FluMist Reportedly Not Effective in Preventing Influenza, CDC and AAP Report
Between 5-25% of all Americans will catch the flu this year. While it is recommended that everyone receive a flu vaccine every year, this season, the Centers for Disease Control and Prevention have made changes regarding how flu vaccines should be administered.
Before this season, doctors regularly administered flu vaccines in both shot form and via nasal spray. Yet in a recent report, FluMist, the most commonly used nasal spray, was proven to be ineffective in preventing influenza.
Children, who are more often the receivers of FluMist, were reportedly two and a halt times more likely to catch the flu than they would be had they received the injection vaccine.
The American Academy of Pediatrics says that at least 85 children died from the flu, stressing the importance of flu vaccines in children.

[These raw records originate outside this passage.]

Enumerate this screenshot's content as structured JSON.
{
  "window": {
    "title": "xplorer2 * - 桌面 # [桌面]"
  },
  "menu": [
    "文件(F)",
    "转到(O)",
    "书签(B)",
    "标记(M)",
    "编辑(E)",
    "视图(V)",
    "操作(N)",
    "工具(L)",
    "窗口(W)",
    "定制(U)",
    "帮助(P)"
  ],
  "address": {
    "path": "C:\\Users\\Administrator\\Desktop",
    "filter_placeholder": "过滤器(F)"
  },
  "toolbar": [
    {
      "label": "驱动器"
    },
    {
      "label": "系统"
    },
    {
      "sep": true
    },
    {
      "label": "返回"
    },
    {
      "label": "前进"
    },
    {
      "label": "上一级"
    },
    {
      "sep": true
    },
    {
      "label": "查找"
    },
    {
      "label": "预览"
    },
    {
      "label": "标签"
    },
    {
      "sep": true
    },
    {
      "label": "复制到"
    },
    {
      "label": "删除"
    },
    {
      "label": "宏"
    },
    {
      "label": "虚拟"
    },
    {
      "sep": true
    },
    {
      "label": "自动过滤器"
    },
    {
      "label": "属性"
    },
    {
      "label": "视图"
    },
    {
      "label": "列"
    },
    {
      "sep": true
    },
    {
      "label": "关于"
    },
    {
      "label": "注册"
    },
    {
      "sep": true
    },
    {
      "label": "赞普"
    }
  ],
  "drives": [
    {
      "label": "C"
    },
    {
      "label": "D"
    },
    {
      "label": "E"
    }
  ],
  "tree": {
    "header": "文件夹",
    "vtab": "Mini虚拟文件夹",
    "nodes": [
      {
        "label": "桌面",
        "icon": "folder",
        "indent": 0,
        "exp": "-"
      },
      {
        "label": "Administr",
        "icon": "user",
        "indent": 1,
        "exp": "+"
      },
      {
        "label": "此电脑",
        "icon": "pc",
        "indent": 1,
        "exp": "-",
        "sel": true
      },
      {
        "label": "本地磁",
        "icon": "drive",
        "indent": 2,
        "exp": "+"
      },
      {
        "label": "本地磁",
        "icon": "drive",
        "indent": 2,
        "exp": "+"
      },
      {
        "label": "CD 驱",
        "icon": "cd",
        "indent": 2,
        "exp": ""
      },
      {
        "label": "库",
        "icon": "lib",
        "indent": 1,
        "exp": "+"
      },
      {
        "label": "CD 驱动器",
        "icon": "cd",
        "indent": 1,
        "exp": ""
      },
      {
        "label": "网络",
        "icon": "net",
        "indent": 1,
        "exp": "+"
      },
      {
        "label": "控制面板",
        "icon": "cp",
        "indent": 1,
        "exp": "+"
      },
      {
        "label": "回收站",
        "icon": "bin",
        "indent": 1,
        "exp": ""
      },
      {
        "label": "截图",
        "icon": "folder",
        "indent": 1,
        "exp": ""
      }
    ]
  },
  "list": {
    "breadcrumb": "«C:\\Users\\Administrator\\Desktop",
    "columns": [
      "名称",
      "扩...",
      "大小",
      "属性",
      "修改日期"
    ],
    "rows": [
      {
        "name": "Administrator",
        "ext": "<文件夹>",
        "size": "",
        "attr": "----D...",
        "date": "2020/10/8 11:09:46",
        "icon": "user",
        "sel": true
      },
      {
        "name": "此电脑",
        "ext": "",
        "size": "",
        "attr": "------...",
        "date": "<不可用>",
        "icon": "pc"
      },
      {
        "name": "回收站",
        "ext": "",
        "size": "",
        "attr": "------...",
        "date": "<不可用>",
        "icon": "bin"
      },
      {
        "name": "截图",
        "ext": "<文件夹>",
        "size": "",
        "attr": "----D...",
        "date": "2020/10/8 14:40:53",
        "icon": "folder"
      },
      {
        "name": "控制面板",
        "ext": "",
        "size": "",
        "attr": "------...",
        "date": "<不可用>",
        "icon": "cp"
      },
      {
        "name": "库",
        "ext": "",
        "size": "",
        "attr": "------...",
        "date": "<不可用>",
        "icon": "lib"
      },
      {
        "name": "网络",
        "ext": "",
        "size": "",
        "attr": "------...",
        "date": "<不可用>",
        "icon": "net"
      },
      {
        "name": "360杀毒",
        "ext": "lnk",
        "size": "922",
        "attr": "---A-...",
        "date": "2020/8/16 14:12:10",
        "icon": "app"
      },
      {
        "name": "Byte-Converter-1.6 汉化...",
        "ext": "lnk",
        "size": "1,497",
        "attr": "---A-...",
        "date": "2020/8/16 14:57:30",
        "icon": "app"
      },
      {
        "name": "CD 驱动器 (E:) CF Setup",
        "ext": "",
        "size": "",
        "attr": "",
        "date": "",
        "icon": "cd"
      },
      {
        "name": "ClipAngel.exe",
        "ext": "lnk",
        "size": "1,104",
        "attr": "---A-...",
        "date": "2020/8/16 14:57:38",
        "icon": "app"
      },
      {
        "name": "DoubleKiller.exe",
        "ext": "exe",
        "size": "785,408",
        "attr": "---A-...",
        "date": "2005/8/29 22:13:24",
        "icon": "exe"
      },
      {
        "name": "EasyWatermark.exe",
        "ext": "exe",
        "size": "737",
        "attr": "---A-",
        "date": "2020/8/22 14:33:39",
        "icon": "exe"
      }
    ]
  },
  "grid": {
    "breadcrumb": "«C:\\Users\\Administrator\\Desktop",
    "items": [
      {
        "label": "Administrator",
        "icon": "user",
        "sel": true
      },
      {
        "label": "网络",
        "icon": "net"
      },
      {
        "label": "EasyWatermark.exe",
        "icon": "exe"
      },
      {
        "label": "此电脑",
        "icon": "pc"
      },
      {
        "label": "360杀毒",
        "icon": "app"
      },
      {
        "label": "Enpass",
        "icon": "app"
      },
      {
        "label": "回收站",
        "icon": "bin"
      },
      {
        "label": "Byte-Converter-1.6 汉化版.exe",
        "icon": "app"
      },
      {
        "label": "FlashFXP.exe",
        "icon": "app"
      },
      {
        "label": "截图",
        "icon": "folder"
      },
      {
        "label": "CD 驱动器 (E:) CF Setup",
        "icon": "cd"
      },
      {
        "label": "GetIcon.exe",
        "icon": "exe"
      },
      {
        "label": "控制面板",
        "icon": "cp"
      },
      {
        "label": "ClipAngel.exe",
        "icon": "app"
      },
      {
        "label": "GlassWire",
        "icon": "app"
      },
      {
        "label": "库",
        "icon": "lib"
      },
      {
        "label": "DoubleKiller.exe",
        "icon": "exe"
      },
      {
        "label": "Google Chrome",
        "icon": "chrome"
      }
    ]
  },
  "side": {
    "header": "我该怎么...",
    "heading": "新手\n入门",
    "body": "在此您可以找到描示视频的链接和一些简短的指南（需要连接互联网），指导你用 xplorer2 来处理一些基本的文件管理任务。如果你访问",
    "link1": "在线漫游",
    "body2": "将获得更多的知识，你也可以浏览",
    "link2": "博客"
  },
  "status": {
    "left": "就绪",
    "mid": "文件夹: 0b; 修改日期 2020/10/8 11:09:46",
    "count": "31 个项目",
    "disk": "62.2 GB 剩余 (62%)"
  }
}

The CDC and AAP both recommend that everyone over six months old receive a flu shot this season, including adults, especially the elderly and pregnant women. Receiving a flu shot during any point in a pregnancy is safe, and extremely important for the health of the mother and the child. As pregnant women are at higher risk of severe illness from influenza, it is possible for the illness to be passed on to the child in utero.
Local urgent care walk in clinics are able to provide flu shots for you or your children this season. Three component vaccines will protect against these strains of influenza, as recommended by the CDC:
- A/California/7/2009 (H1N1)pdm09-like virus
- A/Hong Kong/4801/2014 (H3N2)-like virus
- B/Brisbane/60/2008-like virus (B/Victoria lineage)
Four component vaccines are recommended to contain those three strains, as well as plus an additional B virus called B/Phuket/3073/2013-like virus (B/Yamagata lineage).
The composition of U.S. influenza viruses are reviewed every year in order to analyze which strains will be included in the vaccines. These vaccines will also protect against like strains.
FluMist will still be available, and will contain the same components as the injection vaccine; however, the nasal mist vaccine is recommended only for those over the age of 65 who have have previous exposure to injectable flu vaccines.
Phoenix urgent care is open with extended hours from 8 a.m. to 8 p.m. every day of the week, allowing you and your loved ones to receive proper influenza vaccinations on your own schedule.